About this exercise:
All of these records need to be duplicated exactly.

______

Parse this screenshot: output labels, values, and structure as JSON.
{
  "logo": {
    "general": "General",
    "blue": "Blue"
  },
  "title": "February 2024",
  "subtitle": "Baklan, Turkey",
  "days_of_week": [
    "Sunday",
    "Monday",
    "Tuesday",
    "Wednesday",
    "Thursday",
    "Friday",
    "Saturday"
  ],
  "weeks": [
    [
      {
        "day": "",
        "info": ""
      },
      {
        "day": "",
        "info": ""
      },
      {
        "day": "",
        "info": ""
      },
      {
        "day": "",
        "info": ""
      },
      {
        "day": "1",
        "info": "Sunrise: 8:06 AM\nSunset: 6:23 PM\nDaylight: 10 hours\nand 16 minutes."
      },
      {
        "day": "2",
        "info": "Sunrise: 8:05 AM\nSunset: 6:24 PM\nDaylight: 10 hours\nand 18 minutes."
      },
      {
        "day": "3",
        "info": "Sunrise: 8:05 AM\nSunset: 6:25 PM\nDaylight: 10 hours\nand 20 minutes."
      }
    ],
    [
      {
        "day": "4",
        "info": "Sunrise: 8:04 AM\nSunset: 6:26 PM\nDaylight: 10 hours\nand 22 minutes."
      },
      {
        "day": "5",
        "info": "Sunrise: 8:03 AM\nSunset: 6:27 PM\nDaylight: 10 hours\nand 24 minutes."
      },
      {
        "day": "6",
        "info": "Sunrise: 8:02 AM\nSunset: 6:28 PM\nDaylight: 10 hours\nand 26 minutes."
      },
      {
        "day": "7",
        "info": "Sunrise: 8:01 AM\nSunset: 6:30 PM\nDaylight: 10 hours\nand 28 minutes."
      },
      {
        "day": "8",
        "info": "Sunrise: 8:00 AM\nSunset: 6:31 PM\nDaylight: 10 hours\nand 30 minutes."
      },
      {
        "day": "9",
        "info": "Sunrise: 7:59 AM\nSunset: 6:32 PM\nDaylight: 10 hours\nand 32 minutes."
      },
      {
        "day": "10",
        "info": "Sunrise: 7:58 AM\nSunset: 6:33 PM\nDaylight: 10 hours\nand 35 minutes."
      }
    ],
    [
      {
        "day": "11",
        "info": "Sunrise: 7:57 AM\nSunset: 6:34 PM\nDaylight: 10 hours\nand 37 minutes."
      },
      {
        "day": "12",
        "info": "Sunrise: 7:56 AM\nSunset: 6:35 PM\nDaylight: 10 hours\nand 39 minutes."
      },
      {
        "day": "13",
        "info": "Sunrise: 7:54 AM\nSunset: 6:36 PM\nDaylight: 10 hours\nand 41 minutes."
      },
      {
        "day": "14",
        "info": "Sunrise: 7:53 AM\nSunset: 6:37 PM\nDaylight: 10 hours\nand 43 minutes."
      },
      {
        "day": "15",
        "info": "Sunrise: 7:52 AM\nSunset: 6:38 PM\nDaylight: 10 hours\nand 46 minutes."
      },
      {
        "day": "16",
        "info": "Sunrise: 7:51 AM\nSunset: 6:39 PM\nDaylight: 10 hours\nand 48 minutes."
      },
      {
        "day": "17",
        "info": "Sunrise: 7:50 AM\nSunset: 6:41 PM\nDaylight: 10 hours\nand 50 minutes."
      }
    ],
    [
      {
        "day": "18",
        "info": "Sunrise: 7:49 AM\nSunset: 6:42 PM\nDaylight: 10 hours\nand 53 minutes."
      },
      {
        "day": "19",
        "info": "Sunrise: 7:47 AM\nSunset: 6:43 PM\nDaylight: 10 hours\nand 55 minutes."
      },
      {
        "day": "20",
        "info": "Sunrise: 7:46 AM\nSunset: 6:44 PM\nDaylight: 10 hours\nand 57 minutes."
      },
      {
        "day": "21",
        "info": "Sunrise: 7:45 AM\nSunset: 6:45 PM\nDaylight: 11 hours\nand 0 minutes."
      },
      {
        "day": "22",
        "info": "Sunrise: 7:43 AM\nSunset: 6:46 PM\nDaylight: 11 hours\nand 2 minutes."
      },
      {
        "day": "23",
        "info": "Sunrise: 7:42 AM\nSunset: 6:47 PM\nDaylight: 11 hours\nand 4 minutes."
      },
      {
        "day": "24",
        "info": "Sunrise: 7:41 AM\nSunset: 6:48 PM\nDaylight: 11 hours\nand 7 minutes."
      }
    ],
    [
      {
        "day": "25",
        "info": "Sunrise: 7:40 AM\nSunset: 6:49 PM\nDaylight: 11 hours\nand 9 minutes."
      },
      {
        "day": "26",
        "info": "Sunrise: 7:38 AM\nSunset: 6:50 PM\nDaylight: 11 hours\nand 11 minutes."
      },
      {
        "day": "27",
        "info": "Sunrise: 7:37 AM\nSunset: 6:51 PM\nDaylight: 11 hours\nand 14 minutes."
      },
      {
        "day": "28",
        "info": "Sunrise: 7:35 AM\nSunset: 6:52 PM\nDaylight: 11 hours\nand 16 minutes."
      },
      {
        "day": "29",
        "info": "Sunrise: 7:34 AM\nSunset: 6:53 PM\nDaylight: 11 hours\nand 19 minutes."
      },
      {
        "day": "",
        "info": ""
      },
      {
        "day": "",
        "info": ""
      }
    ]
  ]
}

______

Completed task:
Parse this screenshot: output labels, values, and structure as JSON.
{
  "logo": {
    "general": "General",
    "blue": "Blue"
  },
  "title": "February 2024",
  "subtitle": "Baklan, Turkey",
  "days_of_week": [
    "Sunday",
    "Monday",
    "Tuesday",
    "Wednesday",
    "Thursday",
    "Friday",
    "Saturday"
  ],
  "weeks": [
    [
      {
        "day": "",
        "info": ""
      },
      {
        "day": "",
        "info": ""
      },
      {
        "day": "",
        "info": ""
      },
      {
        "day": "",
        "info": ""
      },
      {
        "day": "1",
        "info": "Sunrise: 8:06 AM\nSunset: 6:23 PM\nDaylight: 10 hours\nand 16 minutes."
      },
      {
        "day": "2",
        "info": "Sunrise: 8:05 AM\nSunset: 6:24 PM\nDaylight: 10 hours\nand 18 minutes."
      },
      {
        "day": "3",
        "info": "Sunrise: 8:05 AM\nSunset: 6:25 PM\nDaylight: 10 hours\nand 20 minutes."
      }
    ],
    [
      {
        "day": "4",
        "info": "Sunrise: 8:04 AM\nSunset: 6:26 PM\nDaylight: 10 hours\nand 22 minutes."
      },
      {
        "day": "5",
        "info": "Sunrise: 8:03 AM\nSunset: 6:27 PM\nDaylight: 10 hours\nand 24 minutes."
      },
      {
        "day": "6",
        "info": "Sunrise: 8:02 AM\nSunset: 6:28 PM\nDaylight: 10 hours\nand 26 minutes."
      },
      {
        "day": "7",
        "info": "Sunrise: 8:01 AM\nSunset: 6:30 PM\nDaylight: 10 hours\nand 28 minutes."
      },
      {
        "day": "8",
        "info": "Sunrise: 8:00 AM\nSunset: 6:31 PM\nDaylight: 10 hours\nand 30 minutes."
      },
      {
        "day": "9",
        "info": "Sunrise: 7:59 AM\nSunset: 6:32 PM\nDaylight: 10 hours\nand 32 minutes."
      },
      {
        "day": "10",
        "info": "Sunrise: 7:58 AM\nSunset: 6:33 PM\nDaylight: 10 hours\nand 35 minutes."
      }
    ],
    [
      {
        "day": "11",
        "info": "Sunrise: 7:57 AM\nSunset: 6:34 PM\nDaylight: 10 hours\nand 37 minutes."
      },
      {
        "day": "12",
        "info": "Sunrise: 7:56 AM\nSunset: 6:35 PM\nDaylight: 10 hours\nand 39 minutes."
      },
      {
        "day": "13",
        "info": "Sunrise: 7:54 AM\nSunset: 6:36 PM\nDaylight: 10 hours\nand 41 minutes."
      },
      {
        "day": "14",
        "info": "Sunrise: 7:53 AM\nSunset: 6:37 PM\nDaylight: 10 hours\nand 43 minutes."
      },
      {
        "day": "15",
        "info": "Sunrise: 7:52 AM\nSunset: 6:38 PM\nDaylight: 10 hours\nand 46 minutes."
      },
      {
        "day": "16",
        "info": "Sunrise: 7:51 AM\nSunset: 6:39 PM\nDaylight: 10 hours\nand 48 minutes."
      },
      {
        "day": "17",
        "info": "Sunrise: 7:50 AM\nSunset: 6:41 PM\nDaylight: 10 hours\nand 50 minutes."
      }
    ],
    [
      {
        "day": "18",
        "info": "Sunrise: 7:49 AM\nSunset: 6:42 PM\nDaylight: 10 hours\nand 53 minutes."
      },
      {
        "day": "19",
        "info": "Sunrise: 7:47 AM\nSunset: 6:43 PM\nDaylight: 10 hours\nand 55 minutes."
      },
      {
        "day": "20",
        "info": "Sunrise: 7:46 AM\nSunset: 6:44 PM\nDaylight: 10 hours\nand 57 minutes."
      },
      {
        "day": "21",
        "info": "Sunrise: 7:45 AM\nSunset: 6:45 PM\nDaylight: 11 hours\nand 0 minutes."
      },
      {
        "day": "22",
        "info": "Sunrise: 7:43 AM\nSunset: 6:46 PM\nDaylight: 11 hours\nand 2 minutes."
      },
      {
        "day": "23",
        "info": "Sunrise: 7:42 AM\nSunset: 6:47 PM\nDaylight: 11 hours\nand 4 minutes."
      },
      {
        "day": "24",
        "info": "Sunrise: 7:41 AM\nSunset: 6:48 PM\nDaylight: 11 hours\nand 7 minutes."
      }
    ],
    [
      {
        "day": "25",
        "info": "Sunrise: 7:40 AM\nSunset: 6:49 PM\nDaylight: 11 hours\nand 9 minutes."
      },
      {
        "day": "26",
        "info": "Sunrise: 7:38 AM\nSunset: 6:50 PM\nDaylight: 11 hours\nand 11 minutes."
      },
      {
        "day": "27",
        "info": "Sunrise: 7:37 AM\nSunset: 6:51 PM\nDaylight: 11 hours\nand 14 minutes."
      },
      {
        "day": "28",
        "info": "Sunrise: 7:35 AM\nSunset: 6:52 PM\nDaylight: 11 hours\nand 16 minutes."
      },
      {
        "day": "29",
        "info": "Sunrise: 7:34 AM\nSunset: 6:53 PM\nDaylight: 11 hours\nand 19 minutes."
      },
      {
        "day": "",
        "info": ""
      },
      {
        "day": "",
        "info": ""
      }
    ]
  ]
}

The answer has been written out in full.